Work to be completed –
In the data that follows, find each line containing "JSON" and copy it.

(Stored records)

━━━━━━

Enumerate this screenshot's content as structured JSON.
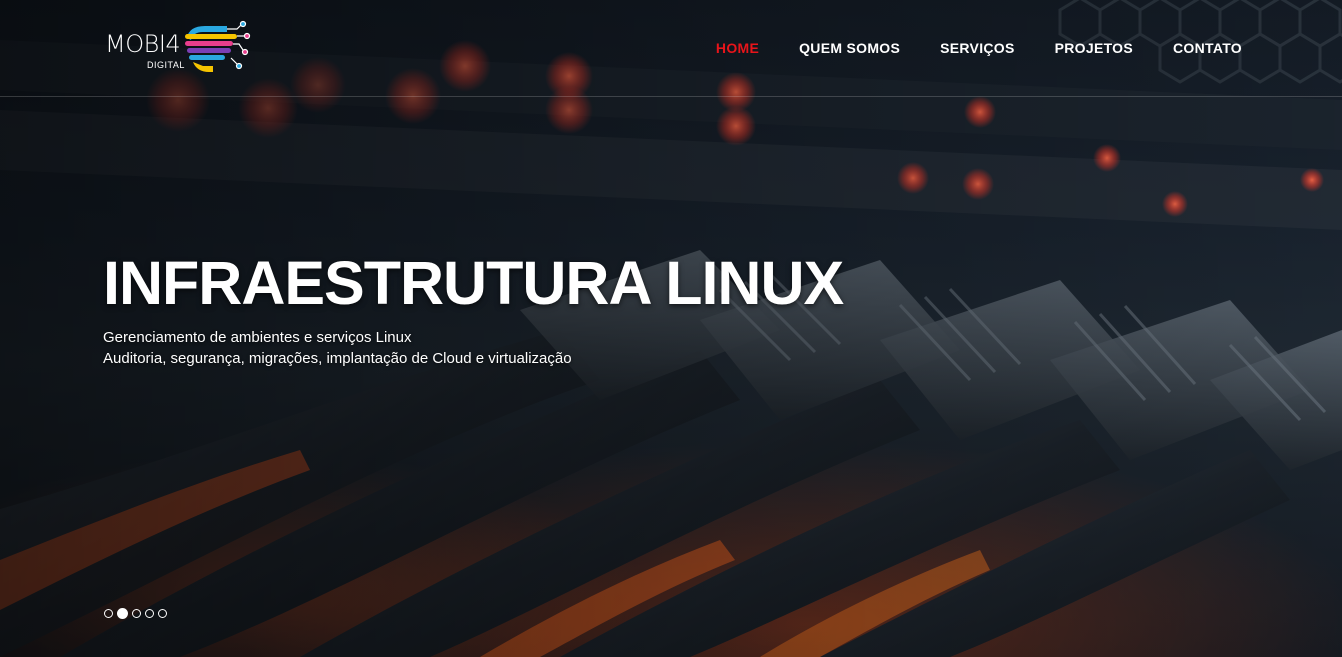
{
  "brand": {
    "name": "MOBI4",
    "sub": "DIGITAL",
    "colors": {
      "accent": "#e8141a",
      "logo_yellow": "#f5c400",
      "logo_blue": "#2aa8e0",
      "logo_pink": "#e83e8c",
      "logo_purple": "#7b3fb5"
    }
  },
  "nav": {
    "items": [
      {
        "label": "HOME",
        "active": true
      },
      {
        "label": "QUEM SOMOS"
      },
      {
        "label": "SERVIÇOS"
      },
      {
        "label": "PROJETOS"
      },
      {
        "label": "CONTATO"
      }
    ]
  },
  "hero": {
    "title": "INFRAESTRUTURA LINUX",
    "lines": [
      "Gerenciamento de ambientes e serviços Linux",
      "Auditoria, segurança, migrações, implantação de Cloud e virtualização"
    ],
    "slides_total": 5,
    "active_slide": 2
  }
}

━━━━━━

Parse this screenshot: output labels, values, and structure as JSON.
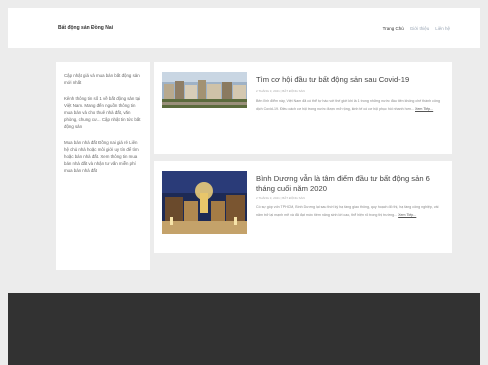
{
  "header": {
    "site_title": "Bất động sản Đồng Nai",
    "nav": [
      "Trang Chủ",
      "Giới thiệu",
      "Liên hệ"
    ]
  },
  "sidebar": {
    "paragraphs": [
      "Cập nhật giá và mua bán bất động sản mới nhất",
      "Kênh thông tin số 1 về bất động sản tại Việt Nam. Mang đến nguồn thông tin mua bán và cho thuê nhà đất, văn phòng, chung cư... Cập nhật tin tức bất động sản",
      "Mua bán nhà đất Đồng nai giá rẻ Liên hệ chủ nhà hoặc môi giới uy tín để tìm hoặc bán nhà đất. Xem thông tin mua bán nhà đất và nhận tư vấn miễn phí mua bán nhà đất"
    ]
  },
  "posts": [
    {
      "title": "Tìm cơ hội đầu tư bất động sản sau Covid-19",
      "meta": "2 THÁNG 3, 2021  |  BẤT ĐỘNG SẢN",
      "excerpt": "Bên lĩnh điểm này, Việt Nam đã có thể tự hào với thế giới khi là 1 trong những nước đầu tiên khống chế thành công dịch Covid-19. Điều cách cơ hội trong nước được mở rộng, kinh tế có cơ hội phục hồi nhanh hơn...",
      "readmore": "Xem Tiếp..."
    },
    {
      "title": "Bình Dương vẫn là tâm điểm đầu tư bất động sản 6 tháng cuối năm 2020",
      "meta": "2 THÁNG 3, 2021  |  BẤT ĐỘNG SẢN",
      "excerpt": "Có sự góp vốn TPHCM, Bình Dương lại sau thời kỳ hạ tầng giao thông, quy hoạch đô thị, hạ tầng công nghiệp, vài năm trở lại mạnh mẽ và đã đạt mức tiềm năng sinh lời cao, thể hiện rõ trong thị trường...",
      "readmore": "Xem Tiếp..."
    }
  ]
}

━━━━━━

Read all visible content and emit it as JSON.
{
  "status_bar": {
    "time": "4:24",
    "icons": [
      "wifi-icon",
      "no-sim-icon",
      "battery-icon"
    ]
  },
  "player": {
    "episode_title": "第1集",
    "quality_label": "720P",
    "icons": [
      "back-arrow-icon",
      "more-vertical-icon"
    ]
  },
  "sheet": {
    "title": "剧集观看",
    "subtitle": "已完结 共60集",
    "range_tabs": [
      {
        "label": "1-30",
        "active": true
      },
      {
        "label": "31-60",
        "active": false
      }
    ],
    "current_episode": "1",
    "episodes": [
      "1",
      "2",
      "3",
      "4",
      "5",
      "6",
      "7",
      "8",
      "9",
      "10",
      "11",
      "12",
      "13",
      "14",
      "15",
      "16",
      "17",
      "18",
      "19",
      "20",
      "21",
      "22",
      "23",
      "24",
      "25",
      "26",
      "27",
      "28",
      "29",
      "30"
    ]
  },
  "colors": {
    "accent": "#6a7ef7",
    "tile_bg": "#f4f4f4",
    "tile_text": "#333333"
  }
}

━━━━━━

Your solution –
Enumerate this screenshot's content as structured JSON.
Parse this screenshot: output labels, values, and structure as JSON.
Read all visible content and emit it as JSON.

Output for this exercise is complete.